EXERCISE AIM: Repeat all of the records word for word, but skip any picture.

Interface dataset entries
================================

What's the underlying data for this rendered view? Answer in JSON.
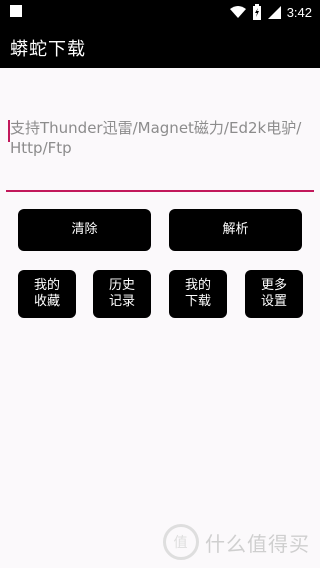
{
  "status": {
    "time": "3:42"
  },
  "app": {
    "title": "蟒蛇下载"
  },
  "input": {
    "placeholder": "支持Thunder迅雷/Magnet磁力/Ed2k电驴/Http/Ftp"
  },
  "buttons": {
    "clear": "清除",
    "parse": "解析",
    "favorites": "我的收藏",
    "history": "历史记录",
    "downloads": "我的下载",
    "settings": "更多设置"
  },
  "watermark": {
    "icon": "值",
    "text": "什么值得买"
  },
  "colors": {
    "accent": "#c2185b",
    "button_bg": "#000000"
  }
}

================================

SOLUTION FOR THIS TASK:
What's the underlying data for this rendered view? Answer in JSON.
{
  "status": {
    "time": "3:42"
  },
  "app": {
    "title": "蟒蛇下载"
  },
  "input": {
    "placeholder": "支持Thunder迅雷/Magnet磁力/Ed2k电驴/Http/Ftp"
  },
  "buttons": {
    "clear": "清除",
    "parse": "解析",
    "favorites": "我的收藏",
    "history": "历史记录",
    "downloads": "我的下载",
    "settings": "更多设置"
  },
  "watermark": {
    "icon": "值",
    "text": "什么值得买"
  },
  "colors": {
    "accent": "#c2185b",
    "button_bg": "#000000"
  }
}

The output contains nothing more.